Clean Technology 2010
H.J. Kim, B. Han, W.S. Oh, T. Oda, Y.J. Kim
Korea Institute of Machinery and Materials, KR
semiconductor, ultrafine, electrostatic precipitator, particles, anti-corrosive

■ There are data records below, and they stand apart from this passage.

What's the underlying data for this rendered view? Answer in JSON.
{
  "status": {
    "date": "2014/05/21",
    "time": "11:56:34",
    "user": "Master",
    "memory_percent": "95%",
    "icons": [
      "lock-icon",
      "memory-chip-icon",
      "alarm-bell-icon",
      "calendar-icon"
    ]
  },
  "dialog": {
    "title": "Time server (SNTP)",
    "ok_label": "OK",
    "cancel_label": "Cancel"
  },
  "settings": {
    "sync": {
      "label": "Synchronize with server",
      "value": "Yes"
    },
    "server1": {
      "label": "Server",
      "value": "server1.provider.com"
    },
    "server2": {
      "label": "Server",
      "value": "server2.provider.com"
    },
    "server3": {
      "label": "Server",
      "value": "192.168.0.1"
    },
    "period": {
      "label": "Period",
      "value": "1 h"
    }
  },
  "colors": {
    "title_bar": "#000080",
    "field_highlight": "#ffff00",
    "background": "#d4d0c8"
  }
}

Current electrostatic precipitators (ESPs) for removing particles from semiconductor industries have used costly anti-corrosive metallic materials to maintain the particle removal performance. Due to the economical demand of the industries, a novel ESP has been developed whose charger is made of carbon fibers and collection plates of PET films in which an aluminum sheet was inserted. The ESP was evaluated by changing applied voltages to chargers and collection plates, and flow rates. Ultrafine KCl particles were used, and a scanning mobility particle sizer was used to measure the particle number concentrations before/after the ESP. The Experimental results showed that the collection efficiency decreased linearly as face velocity increased. However, higher applied voltages to the ionizers and collection plates enhanced the efficiency up to over 80%. In addition, there is a linear correlation between the applied voltages and collection efficiency. In particular, the linear coefficient of the applied voltage to ionizers was approximately two times higher than that of the voltage to collection plates. These results suggest that the novel anti-corrosive ESP can remove ultrafine particles from semiconductor manufacturing process effectively and its performance can be improved even at high flow rates by simply changing applied voltages to the ESP.